A couple of weeks ago, I changed the passcode on my iPhone. For most of that same day I repeatedly hit the old numbers when attempting to access my phone. By evening, I was getting the code correct about two out of every three attempts. By the second day, I had it nailed and was no longer pressing the old numbers. Randomly, a few days later, my brain shifted back to operate upon its memory of the old passcode – I suddenly remembered I’d changed it and deleted my first, incorrect, effort. Now, I never think of the old numbers and have to really concentrate to remember what they were.
This little exercise in rewiring the mind made me think about quitting drinking. I had been using the original passcode on my iPhone for just a few months but it still took a while for my brain to adopt the new numbers sufficiently until it was able to act on autopilot. But with regards to drinking, I started that little habit when I was thirteen years old and continued apace until I hit my mid-thirties. That’s twenty-two years of regular and frequent consumption of an addictive substance – and not surprisingly it took a damn sight longer than a few days to put things right.
Over the last three and a half years, I have rewired my thinking patterns completely. How so? I’ve managed this by avoiding alcohol at every turn. In the first year, it was tough. My brain automatically leapt to thoughts of crisp, cold glasses of pinot grigio whenever I felt depressed, stressed, angry or bored. Socialising without alcohol took at least eighteen months to become accustomed to. Reaching the weekend and not experiencing the overwhelming desire to get rip-roaring drunk; that little tradition took a very long time to bypass.

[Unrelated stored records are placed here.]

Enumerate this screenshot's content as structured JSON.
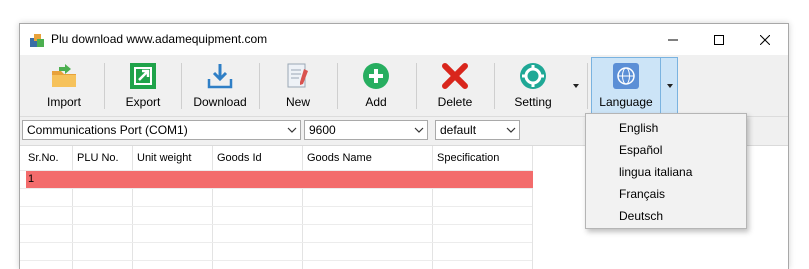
{
  "window": {
    "title": "Plu download www.adamequipment.com",
    "controls": {
      "minimize": "minimize-icon",
      "maximize": "maximize-icon",
      "close": "close-icon"
    }
  },
  "toolbar": {
    "buttons": [
      {
        "label": "Import",
        "icon": "folder-import-icon"
      },
      {
        "label": "Export",
        "icon": "export-icon"
      },
      {
        "label": "Download",
        "icon": "download-icon"
      },
      {
        "label": "New",
        "icon": "new-document-icon"
      },
      {
        "label": "Add",
        "icon": "add-icon"
      },
      {
        "label": "Delete",
        "icon": "delete-icon"
      },
      {
        "label": "Setting",
        "icon": "gear-icon"
      },
      {
        "label": "Language",
        "icon": "globe-icon"
      }
    ]
  },
  "options": {
    "port": "Communications Port (COM1)",
    "baud": "9600",
    "profile": "default"
  },
  "table": {
    "columns": [
      "Sr.No.",
      "PLU No.",
      "Unit weight",
      "Goods Id",
      "Goods Name",
      "Specification"
    ],
    "rows": [
      [
        "1",
        "",
        "",
        "",
        "",
        ""
      ]
    ]
  },
  "language_menu": {
    "items": [
      "English",
      "Español",
      "lingua italiana",
      "Français",
      "Deutsch"
    ]
  },
  "colors": {
    "selected_row": "#f36c6c",
    "active_button": "#cce4f7",
    "accent_green": "#27ae60"
  }
}
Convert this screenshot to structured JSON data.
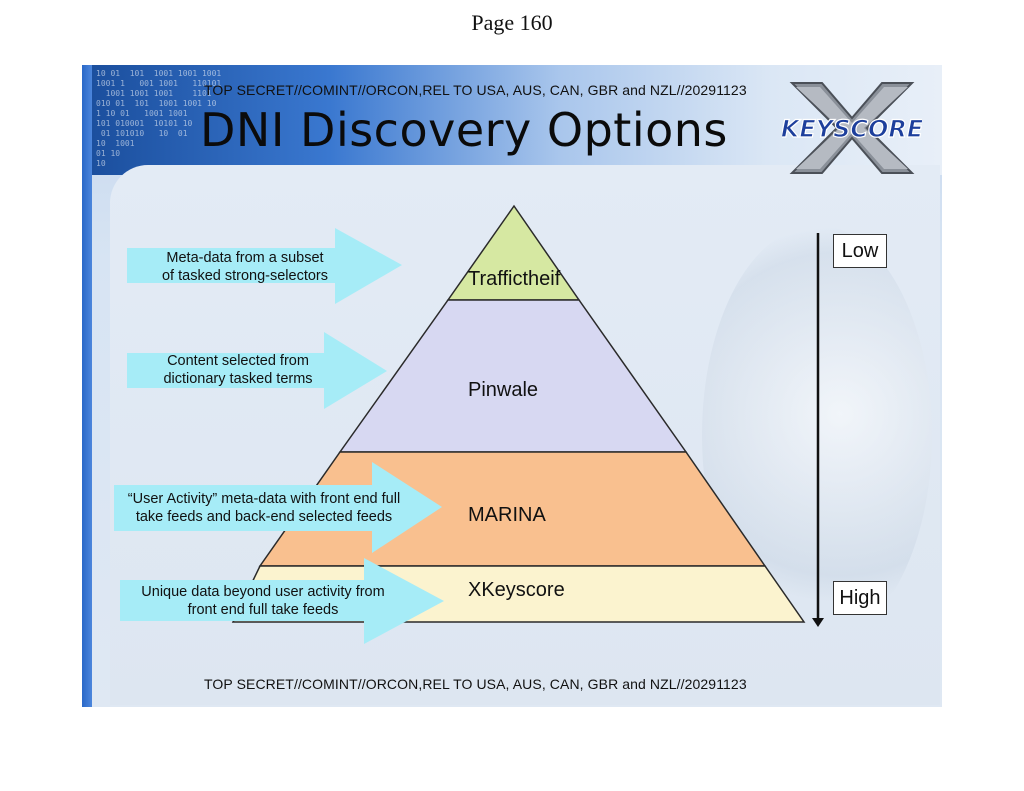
{
  "page": {
    "number": "Page 160"
  },
  "slide": {
    "classification_top": "TOP SECRET//COMINT//ORCON,REL TO USA, AUS, CAN, GBR and NZL//20291123",
    "classification_bottom": "TOP SECRET//COMINT//ORCON,REL TO USA, AUS, CAN, GBR and NZL//20291123",
    "title": "DNI Discovery Options",
    "logo_text": "KEYSCORE",
    "binary_text": "10 01  101  1001 1001 1001\n1001 1   001 1001   110101\n  1001 1001 1001    1101\n010 01  101  1001 1001 10\n1 10 01   1001 1001\n101 010001  10101 10\n 01 101010   10  01\n10  1001\n01 10\n10",
    "colors": {
      "traffic": "#d6e8a2",
      "pinwale": "#d7d8f2",
      "marina": "#f9c08f",
      "xkeyscore": "#fbf3cf",
      "arrow": "#a6ecf7"
    },
    "levels": [
      {
        "label": "Traffictheif",
        "color": "#d6e8a2"
      },
      {
        "label": "Pinwale",
        "color": "#d7d8f2"
      },
      {
        "label": "MARINA",
        "color": "#f9c08f"
      },
      {
        "label": "XKeyscore",
        "color": "#fbf3cf"
      }
    ],
    "arrows": [
      {
        "line1": "Meta-data from a subset",
        "line2": "of tasked strong-selectors"
      },
      {
        "line1": "Content selected from",
        "line2": "dictionary tasked terms"
      },
      {
        "line1": "“User Activity” meta-data with front end full",
        "line2": "take feeds and back-end selected feeds"
      },
      {
        "line1": "Unique data beyond user activity from",
        "line2": "front end full take feeds"
      }
    ],
    "scale": {
      "low": "Low",
      "high": "High"
    }
  }
}
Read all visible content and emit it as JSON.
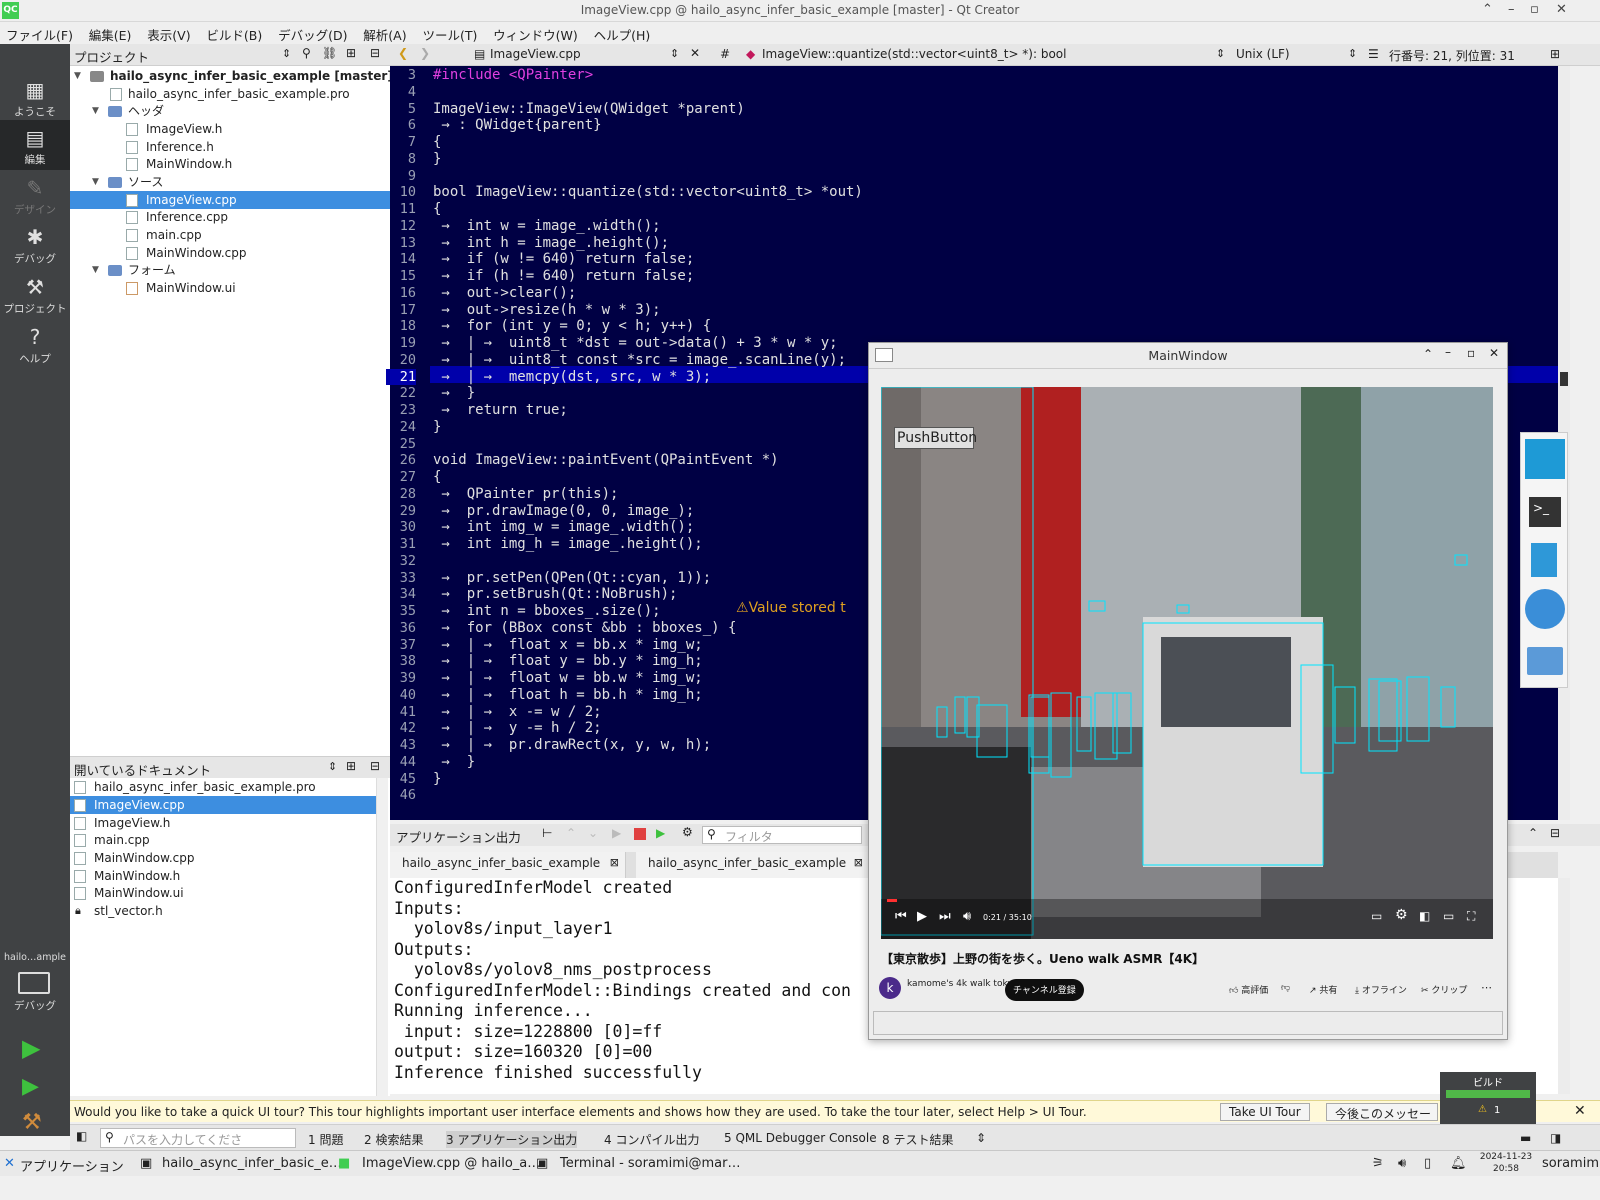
{
  "window": {
    "title": "ImageView.cpp @ hailo_async_infer_basic_example [master] - Qt Creator",
    "app_icon": "QC"
  },
  "menu": [
    "ファイル(F)",
    "編集(E)",
    "表示(V)",
    "ビルド(B)",
    "デバッグ(D)",
    "解析(A)",
    "ツール(T)",
    "ウィンドウ(W)",
    "ヘルプ(H)"
  ],
  "modes": [
    {
      "label": "ようこそ",
      "icon": "grid-icon"
    },
    {
      "label": "編集",
      "icon": "edit-doc-icon"
    },
    {
      "label": "デザイン",
      "icon": "pen-icon"
    },
    {
      "label": "デバッグ",
      "icon": "bug-icon"
    },
    {
      "label": "プロジェクト",
      "icon": "wrench-icon"
    },
    {
      "label": "ヘルプ",
      "icon": "help-icon"
    }
  ],
  "kit": {
    "name": "hailo…ample",
    "label": "デバッグ"
  },
  "project_panel": {
    "title": "プロジェクト",
    "root": "hailo_async_infer_basic_example [master]",
    "pro_file": "hailo_async_infer_basic_example.pro",
    "headers_label": "ヘッダ",
    "headers": [
      "ImageView.h",
      "Inference.h",
      "MainWindow.h"
    ],
    "sources_label": "ソース",
    "sources": [
      "ImageView.cpp",
      "Inference.cpp",
      "main.cpp",
      "MainWindow.cpp"
    ],
    "forms_label": "フォーム",
    "forms": [
      "MainWindow.ui"
    ]
  },
  "open_docs": {
    "title": "開いているドキュメント",
    "items": [
      "hailo_async_infer_basic_example.pro",
      "ImageView.cpp",
      "ImageView.h",
      "main.cpp",
      "MainWindow.cpp",
      "MainWindow.h",
      "MainWindow.ui",
      "stl_vector.h"
    ]
  },
  "editor": {
    "file": "ImageView.cpp",
    "symbol": "ImageView::quantize(std::vector<uint8_t> *): bool",
    "line_ending": "Unix (LF)",
    "position": "行番号: 21, 列位置: 31",
    "warning": "Value stored t",
    "lines": [
      {
        "n": "3",
        "t": "#include <QPainter>"
      },
      {
        "n": "4",
        "t": ""
      },
      {
        "n": "5",
        "t": "ImageView::ImageView(QWidget *parent)"
      },
      {
        "n": "6",
        "t": " → : QWidget{parent}"
      },
      {
        "n": "7",
        "t": "{"
      },
      {
        "n": "8",
        "t": "}"
      },
      {
        "n": "9",
        "t": ""
      },
      {
        "n": "10",
        "t": "bool ImageView::quantize(std::vector<uint8_t> *out)"
      },
      {
        "n": "11",
        "t": "{"
      },
      {
        "n": "12",
        "t": " →  int w = image_.width();"
      },
      {
        "n": "13",
        "t": " →  int h = image_.height();"
      },
      {
        "n": "14",
        "t": " →  if (w != 640) return false;"
      },
      {
        "n": "15",
        "t": " →  if (h != 640) return false;"
      },
      {
        "n": "16",
        "t": " →  out->clear();"
      },
      {
        "n": "17",
        "t": " →  out->resize(h * w * 3);"
      },
      {
        "n": "18",
        "t": " →  for (int y = 0; y < h; y++) {"
      },
      {
        "n": "19",
        "t": " →  | →  uint8_t *dst = out->data() + 3 * w * y;"
      },
      {
        "n": "20",
        "t": " →  | →  uint8_t const *src = image_.scanLine(y);"
      },
      {
        "n": "21",
        "t": " →  | →  memcpy(dst, src, w * 3);"
      },
      {
        "n": "22",
        "t": " →  }"
      },
      {
        "n": "23",
        "t": " →  return true;"
      },
      {
        "n": "24",
        "t": "}"
      },
      {
        "n": "25",
        "t": ""
      },
      {
        "n": "26",
        "t": "void ImageView::paintEvent(QPaintEvent *)"
      },
      {
        "n": "27",
        "t": "{"
      },
      {
        "n": "28",
        "t": " →  QPainter pr(this);"
      },
      {
        "n": "29",
        "t": " →  pr.drawImage(0, 0, image_);"
      },
      {
        "n": "30",
        "t": " →  int img_w = image_.width();"
      },
      {
        "n": "31",
        "t": " →  int img_h = image_.height();"
      },
      {
        "n": "32",
        "t": ""
      },
      {
        "n": "33",
        "t": " →  pr.setPen(QPen(Qt::cyan, 1));"
      },
      {
        "n": "34",
        "t": " →  pr.setBrush(Qt::NoBrush);"
      },
      {
        "n": "35",
        "t": " →  int n = bboxes_.size();"
      },
      {
        "n": "36",
        "t": " →  for (BBox const &bb : bboxes_) {"
      },
      {
        "n": "37",
        "t": " →  | →  float x = bb.x * img_w;"
      },
      {
        "n": "38",
        "t": " →  | →  float y = bb.y * img_h;"
      },
      {
        "n": "39",
        "t": " →  | →  float w = bb.w * img_w;"
      },
      {
        "n": "40",
        "t": " →  | →  float h = bb.h * img_h;"
      },
      {
        "n": "41",
        "t": " →  | →  x -= w / 2;"
      },
      {
        "n": "42",
        "t": " →  | →  y -= h / 2;"
      },
      {
        "n": "43",
        "t": " →  | →  pr.drawRect(x, y, w, h);"
      },
      {
        "n": "44",
        "t": " →  }"
      },
      {
        "n": "45",
        "t": "}"
      },
      {
        "n": "46",
        "t": ""
      }
    ]
  },
  "output_panel": {
    "title": "アプリケーション出力",
    "filter_placeholder": "フィルタ",
    "tabs": [
      "hailo_async_infer_basic_example",
      "hailo_async_infer_basic_example"
    ],
    "lines": [
      "ConfiguredInferModel created",
      "Inputs:",
      "  yolov8s/input_layer1",
      "Outputs:",
      "  yolov8s/yolov8_nms_postprocess",
      "ConfiguredInferModel::Bindings created and con",
      "Running inference...",
      " input: size=1228800 [0]=ff",
      "output: size=160320 [0]=00",
      "Inference finished successfully"
    ]
  },
  "main_window": {
    "title": "MainWindow",
    "button": "PushButton",
    "video_title": "【東京散歩】上野の街を歩く。Ueno walk ASMR【4K】",
    "channel": "kamome's 4k walk tokyo",
    "subscribe": "チャンネル登録",
    "time": "0:21 / 35:10",
    "actions": [
      "高評価",
      "共有",
      "オフライン",
      "クリップ"
    ],
    "bbox_color": "#00e5ff"
  },
  "tour_bar": {
    "message": "Would you like to take a quick UI tour? This tour highlights important user interface elements and shows how they are used. To take the tour later, select Help > UI Tour.",
    "take_tour": "Take UI Tour",
    "later": "今後このメッセー"
  },
  "status_bar": {
    "locator_placeholder": "パスを入力してくださ",
    "tabs": [
      "1 問題",
      "2 検索結果",
      "3 アプリケーション出力",
      "4 コンパイル出力",
      "5 QML Debugger Console",
      "8 テスト結果"
    ]
  },
  "build_indicator": {
    "label": "ビルド",
    "warnings": "1"
  },
  "taskbar": {
    "start": "アプリケーション",
    "items": [
      "hailo_async_infer_basic_e…",
      "ImageView.cpp @ hailo_a…",
      "Terminal - soramimi@mar…"
    ],
    "date": "2024-11-23",
    "time": "20:58",
    "user": "soramimi"
  }
}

But eventually, and without any fanfare or celebration, I began to recognise how much I’ve changed and how far I’ve come since my last alcoholic drink in April 2011. The immediate reaction of craving booze in numerous situations ceased to occur. Alternative coping strategies opened themselves up to me, and started to become my new norm.
How adaptable our brains are, if we only give them the opportunity to grow used to a new way of living. How reassuring to know that it is possible to be free from the once-tireless chatter of the booze demons, as long as we are able to take a leap of faith and trust that things can, and will, be different.
I am a big believer in total abstinence for those, like me, who cannot moderate their alcohol consumption. By practising abstinence, the brain’s neurological pathways are able to form a whole new set of habits, and over time, these will take root until they are engrained, becoming a part of who we are.
It’s worth reminding yourself that forming new habits will take a little time in order to ensure you don’t throw the towel in when miracles don’t appear instantly – it’s an internal battle worth fighting, though, and one day you’ll wake up and realise things are very, very different.